• **WHAT THE EXERCISE ASKS**: Copy each line below containing "data".

• **RECORDS SUPPLIED**:
-=-=-=-=-
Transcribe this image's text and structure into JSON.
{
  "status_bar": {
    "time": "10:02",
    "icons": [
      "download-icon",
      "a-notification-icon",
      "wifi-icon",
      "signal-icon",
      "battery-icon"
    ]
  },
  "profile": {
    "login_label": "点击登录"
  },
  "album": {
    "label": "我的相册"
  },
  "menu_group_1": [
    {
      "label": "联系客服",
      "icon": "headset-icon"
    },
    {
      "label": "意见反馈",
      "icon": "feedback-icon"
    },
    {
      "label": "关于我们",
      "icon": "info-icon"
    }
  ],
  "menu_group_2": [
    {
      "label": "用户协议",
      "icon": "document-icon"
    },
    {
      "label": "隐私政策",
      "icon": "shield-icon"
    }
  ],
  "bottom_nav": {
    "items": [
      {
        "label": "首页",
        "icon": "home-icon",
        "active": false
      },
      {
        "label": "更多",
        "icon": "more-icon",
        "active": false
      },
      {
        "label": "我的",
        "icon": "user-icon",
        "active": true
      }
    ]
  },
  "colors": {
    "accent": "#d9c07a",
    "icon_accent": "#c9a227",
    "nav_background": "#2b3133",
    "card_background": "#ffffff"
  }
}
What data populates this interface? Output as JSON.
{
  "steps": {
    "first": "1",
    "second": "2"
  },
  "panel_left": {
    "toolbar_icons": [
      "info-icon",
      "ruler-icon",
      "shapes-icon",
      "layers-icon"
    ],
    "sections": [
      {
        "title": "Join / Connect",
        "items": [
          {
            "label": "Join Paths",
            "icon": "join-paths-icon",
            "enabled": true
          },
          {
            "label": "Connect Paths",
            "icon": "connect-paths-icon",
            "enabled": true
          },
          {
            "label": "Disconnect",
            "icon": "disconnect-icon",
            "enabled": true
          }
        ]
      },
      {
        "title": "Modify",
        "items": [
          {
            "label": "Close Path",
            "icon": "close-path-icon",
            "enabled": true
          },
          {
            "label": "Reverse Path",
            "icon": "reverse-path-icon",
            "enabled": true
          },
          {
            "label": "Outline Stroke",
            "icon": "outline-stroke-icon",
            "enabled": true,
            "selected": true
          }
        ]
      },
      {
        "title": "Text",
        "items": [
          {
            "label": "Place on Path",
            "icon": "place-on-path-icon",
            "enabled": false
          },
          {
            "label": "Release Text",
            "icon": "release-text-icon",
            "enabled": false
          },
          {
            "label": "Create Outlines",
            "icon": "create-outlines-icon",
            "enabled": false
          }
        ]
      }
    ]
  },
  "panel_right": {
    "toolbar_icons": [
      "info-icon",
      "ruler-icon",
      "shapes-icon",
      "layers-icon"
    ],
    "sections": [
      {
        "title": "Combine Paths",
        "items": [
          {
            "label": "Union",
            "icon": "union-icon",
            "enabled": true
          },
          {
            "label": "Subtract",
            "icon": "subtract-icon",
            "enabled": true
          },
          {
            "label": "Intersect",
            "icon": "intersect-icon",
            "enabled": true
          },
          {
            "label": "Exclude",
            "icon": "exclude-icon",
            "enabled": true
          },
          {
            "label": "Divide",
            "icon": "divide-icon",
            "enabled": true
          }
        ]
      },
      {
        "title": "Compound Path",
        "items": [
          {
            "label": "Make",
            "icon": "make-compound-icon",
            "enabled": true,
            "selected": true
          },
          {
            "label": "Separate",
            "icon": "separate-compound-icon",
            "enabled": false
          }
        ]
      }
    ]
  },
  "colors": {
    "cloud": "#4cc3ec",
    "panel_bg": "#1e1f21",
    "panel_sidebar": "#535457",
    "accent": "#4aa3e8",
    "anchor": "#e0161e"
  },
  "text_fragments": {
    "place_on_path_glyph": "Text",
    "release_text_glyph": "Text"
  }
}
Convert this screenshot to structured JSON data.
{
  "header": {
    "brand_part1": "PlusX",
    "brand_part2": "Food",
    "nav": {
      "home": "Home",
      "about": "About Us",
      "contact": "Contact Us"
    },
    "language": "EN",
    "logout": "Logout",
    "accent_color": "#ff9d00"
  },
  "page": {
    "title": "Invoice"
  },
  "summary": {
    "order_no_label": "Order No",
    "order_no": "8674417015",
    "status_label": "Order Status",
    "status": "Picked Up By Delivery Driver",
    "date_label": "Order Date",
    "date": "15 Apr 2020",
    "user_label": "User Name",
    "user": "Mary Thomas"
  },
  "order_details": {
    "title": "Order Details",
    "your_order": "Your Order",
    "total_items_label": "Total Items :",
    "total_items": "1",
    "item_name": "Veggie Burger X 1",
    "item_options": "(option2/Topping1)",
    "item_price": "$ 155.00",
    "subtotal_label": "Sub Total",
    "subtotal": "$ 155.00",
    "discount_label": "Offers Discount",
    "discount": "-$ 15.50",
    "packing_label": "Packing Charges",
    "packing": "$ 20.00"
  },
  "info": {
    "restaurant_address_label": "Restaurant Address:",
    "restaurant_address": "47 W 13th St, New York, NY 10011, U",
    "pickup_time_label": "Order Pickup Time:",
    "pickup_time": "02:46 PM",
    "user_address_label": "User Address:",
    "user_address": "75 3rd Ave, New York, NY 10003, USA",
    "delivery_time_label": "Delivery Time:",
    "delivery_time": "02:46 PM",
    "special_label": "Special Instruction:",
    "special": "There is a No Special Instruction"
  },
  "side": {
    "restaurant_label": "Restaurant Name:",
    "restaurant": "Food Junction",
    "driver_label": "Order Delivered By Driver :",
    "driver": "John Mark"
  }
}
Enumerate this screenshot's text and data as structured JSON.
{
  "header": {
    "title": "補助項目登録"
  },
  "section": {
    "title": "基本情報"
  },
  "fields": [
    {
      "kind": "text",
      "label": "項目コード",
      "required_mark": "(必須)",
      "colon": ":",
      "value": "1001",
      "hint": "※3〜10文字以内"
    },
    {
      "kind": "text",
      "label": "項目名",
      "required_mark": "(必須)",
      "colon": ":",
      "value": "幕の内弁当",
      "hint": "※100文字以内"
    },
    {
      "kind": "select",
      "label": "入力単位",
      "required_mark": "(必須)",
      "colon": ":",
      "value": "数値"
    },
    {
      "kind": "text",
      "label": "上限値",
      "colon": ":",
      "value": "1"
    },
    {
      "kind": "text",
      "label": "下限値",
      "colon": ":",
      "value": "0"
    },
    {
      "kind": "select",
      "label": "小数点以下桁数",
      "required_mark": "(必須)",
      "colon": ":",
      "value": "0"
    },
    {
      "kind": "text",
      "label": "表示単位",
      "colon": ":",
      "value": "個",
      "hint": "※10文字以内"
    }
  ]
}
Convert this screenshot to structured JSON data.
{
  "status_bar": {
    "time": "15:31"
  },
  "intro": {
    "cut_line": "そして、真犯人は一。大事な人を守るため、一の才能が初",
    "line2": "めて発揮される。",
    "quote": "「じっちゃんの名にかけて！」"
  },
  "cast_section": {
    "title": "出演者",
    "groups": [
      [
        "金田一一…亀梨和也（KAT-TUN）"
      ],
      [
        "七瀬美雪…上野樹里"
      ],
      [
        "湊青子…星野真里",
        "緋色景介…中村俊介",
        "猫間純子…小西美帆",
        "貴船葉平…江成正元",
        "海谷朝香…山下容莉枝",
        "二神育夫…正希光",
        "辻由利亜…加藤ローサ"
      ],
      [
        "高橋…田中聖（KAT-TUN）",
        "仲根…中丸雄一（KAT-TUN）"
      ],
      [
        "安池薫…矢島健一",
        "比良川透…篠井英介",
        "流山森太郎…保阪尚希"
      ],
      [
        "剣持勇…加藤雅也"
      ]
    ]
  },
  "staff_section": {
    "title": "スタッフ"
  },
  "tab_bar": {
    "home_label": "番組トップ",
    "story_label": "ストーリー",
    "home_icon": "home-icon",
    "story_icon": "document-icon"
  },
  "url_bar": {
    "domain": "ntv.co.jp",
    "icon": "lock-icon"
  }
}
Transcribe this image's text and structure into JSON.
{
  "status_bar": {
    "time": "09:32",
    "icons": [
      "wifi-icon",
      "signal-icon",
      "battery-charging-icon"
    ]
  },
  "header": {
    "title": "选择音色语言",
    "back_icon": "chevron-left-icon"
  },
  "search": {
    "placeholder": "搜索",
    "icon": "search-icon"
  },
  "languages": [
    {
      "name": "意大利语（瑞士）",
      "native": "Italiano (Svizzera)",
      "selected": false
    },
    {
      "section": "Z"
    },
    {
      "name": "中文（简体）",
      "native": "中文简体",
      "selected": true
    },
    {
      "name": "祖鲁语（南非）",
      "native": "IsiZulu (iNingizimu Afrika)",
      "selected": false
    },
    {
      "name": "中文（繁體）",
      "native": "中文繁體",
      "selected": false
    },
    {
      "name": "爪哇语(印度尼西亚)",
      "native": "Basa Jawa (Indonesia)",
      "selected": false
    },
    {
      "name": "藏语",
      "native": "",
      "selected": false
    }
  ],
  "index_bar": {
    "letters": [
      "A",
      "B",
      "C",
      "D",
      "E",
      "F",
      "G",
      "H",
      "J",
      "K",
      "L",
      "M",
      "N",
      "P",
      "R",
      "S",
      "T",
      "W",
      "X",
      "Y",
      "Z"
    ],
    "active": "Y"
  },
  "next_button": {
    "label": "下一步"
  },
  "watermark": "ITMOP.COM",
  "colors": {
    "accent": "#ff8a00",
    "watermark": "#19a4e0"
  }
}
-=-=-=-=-
• **TASK ANSWER**:
What data populates this interface? Output as JSON.
Convert this screenshot to structured JSON data.
Enumerate this screenshot's text and data as structured JSON.
Convert this screenshot to structured JSON data.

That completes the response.